Stored records:
__________

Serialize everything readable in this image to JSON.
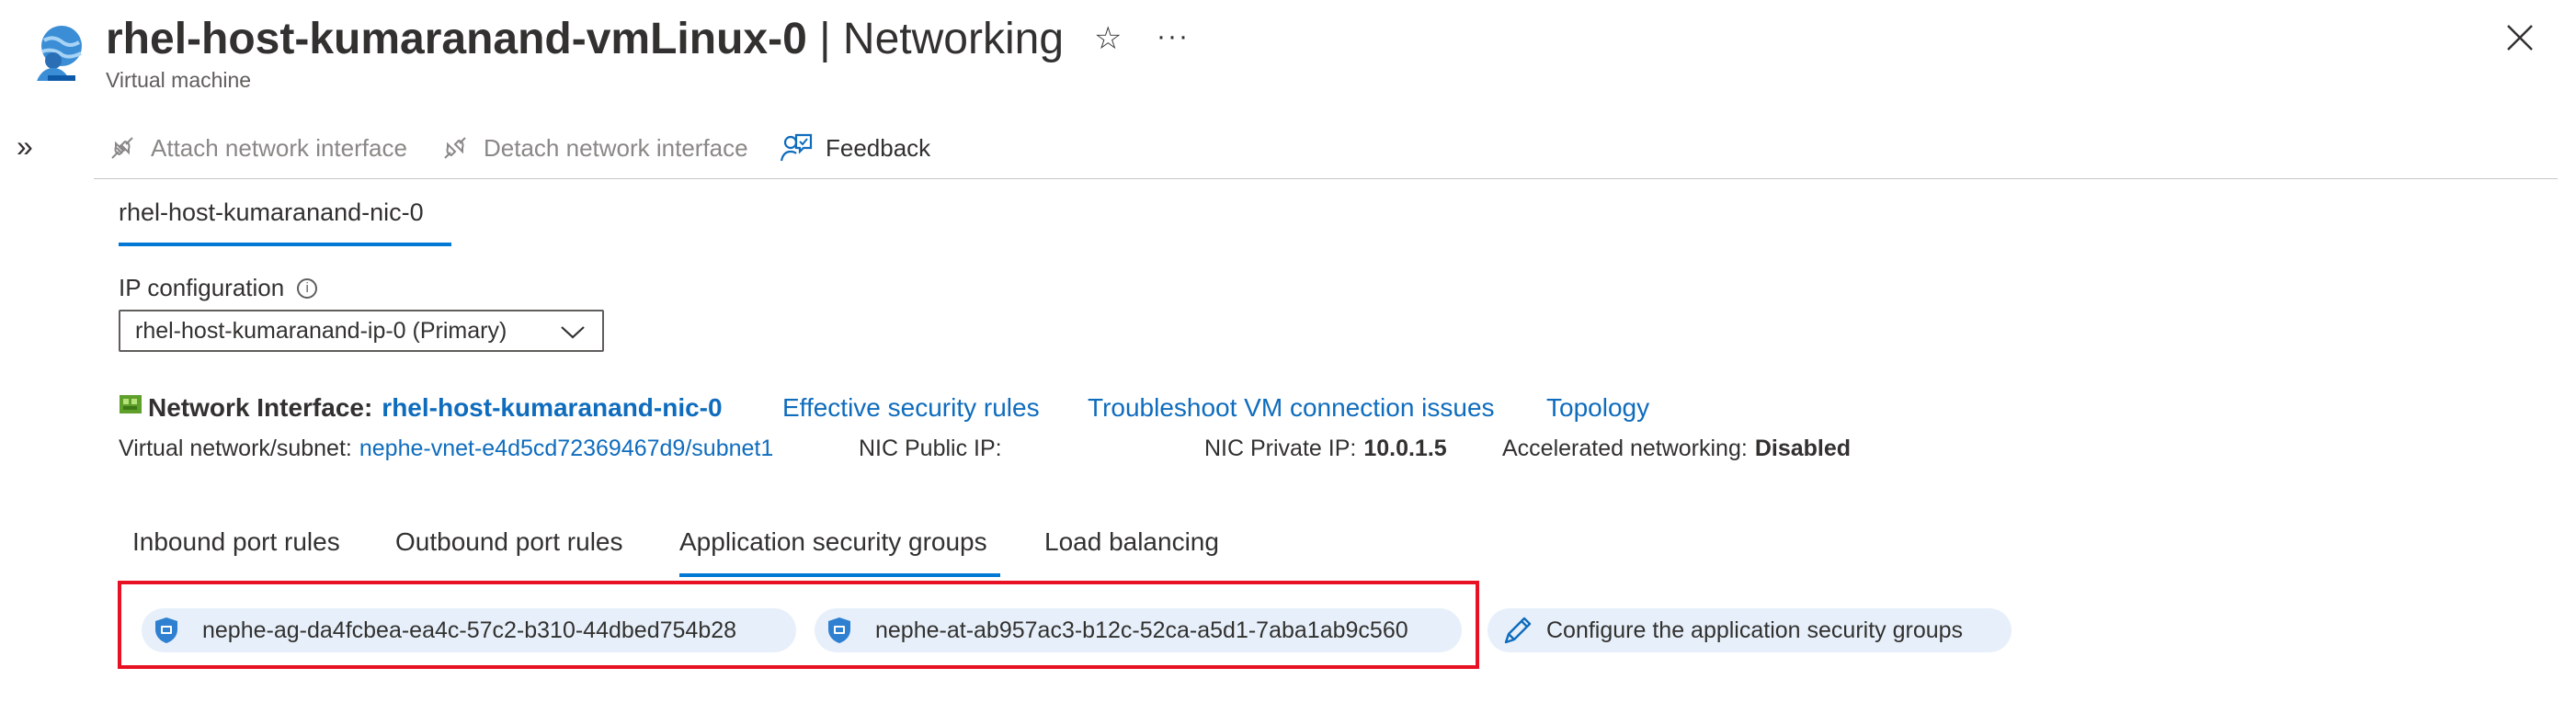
{
  "header": {
    "title_main": "rhel-host-kumaranand-vmLinux-0",
    "title_separator": " | ",
    "title_section": "Networking",
    "subtitle": "Virtual machine",
    "star_glyph": "☆",
    "more_glyph": "···",
    "collapse_glyph": "»"
  },
  "toolbar": {
    "attach_label": "Attach network interface",
    "detach_label": "Detach network interface",
    "feedback_label": "Feedback"
  },
  "nic_tab": {
    "label": "rhel-host-kumaranand-nic-0"
  },
  "ip_configuration": {
    "label": "IP configuration",
    "info_glyph": "i",
    "selected": "rhel-host-kumaranand-ip-0 (Primary)"
  },
  "network_interface": {
    "label": "Network Interface:",
    "name": "rhel-host-kumaranand-nic-0",
    "effective_rules_link": "Effective security rules",
    "troubleshoot_link": "Troubleshoot VM connection issues",
    "topology_link": "Topology"
  },
  "details": {
    "vnet_label": "Virtual network/subnet:",
    "vnet_value": "nephe-vnet-e4d5cd72369467d9/subnet1",
    "public_ip_label": "NIC Public IP:",
    "public_ip_value": "",
    "private_ip_label": "NIC Private IP:",
    "private_ip_value": "10.0.1.5",
    "accel_label": "Accelerated networking:",
    "accel_value": "Disabled"
  },
  "rule_tabs": [
    {
      "label": "Inbound port rules",
      "active": false
    },
    {
      "label": "Outbound port rules",
      "active": false
    },
    {
      "label": "Application security groups",
      "active": true
    },
    {
      "label": "Load balancing",
      "active": false
    }
  ],
  "asg_chips": [
    {
      "name": "nephe-ag-da4fcbea-ea4c-57c2-b310-44dbed754b28"
    },
    {
      "name": "nephe-at-ab957ac3-b12c-52ca-a5d1-7aba1ab9c560"
    }
  ],
  "configure_asg_label": "Configure the application security groups",
  "colors": {
    "link": "#0f6cbd",
    "accent": "#0078d4",
    "highlight_box": "#e81123",
    "chip_bg": "#e7f0fa"
  }
}
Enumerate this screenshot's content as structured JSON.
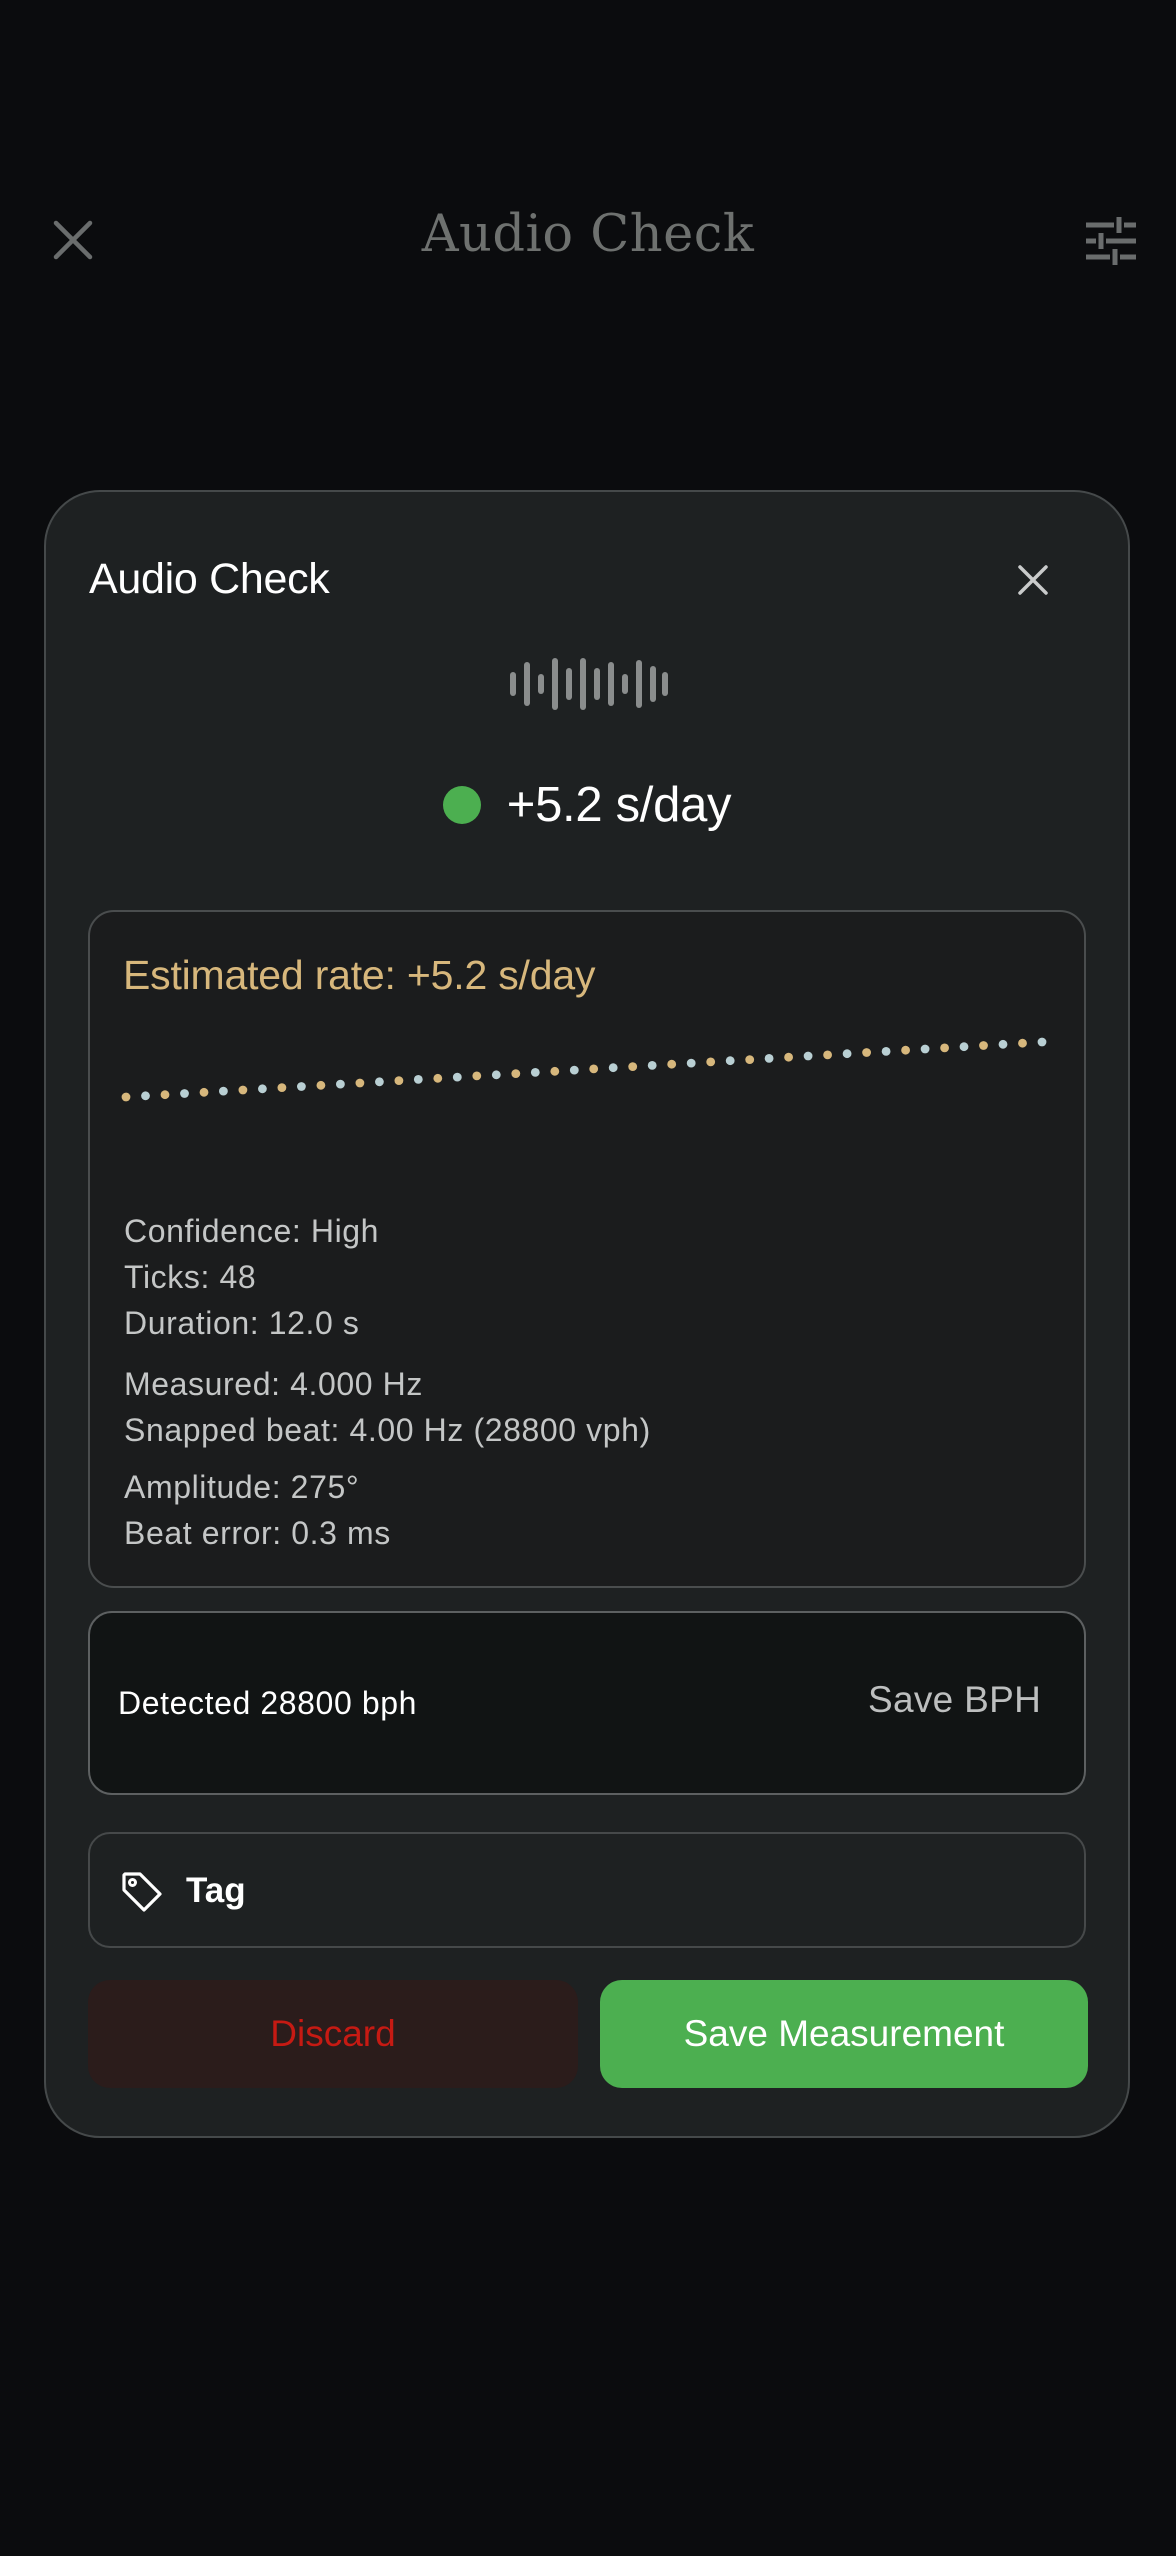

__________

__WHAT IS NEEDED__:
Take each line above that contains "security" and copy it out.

__THE ANSWER__:
    "effective_rules_link": "Effective security rules",
      "label": "Application security groups",
  "configure_asg_label": "Configure the application security groups",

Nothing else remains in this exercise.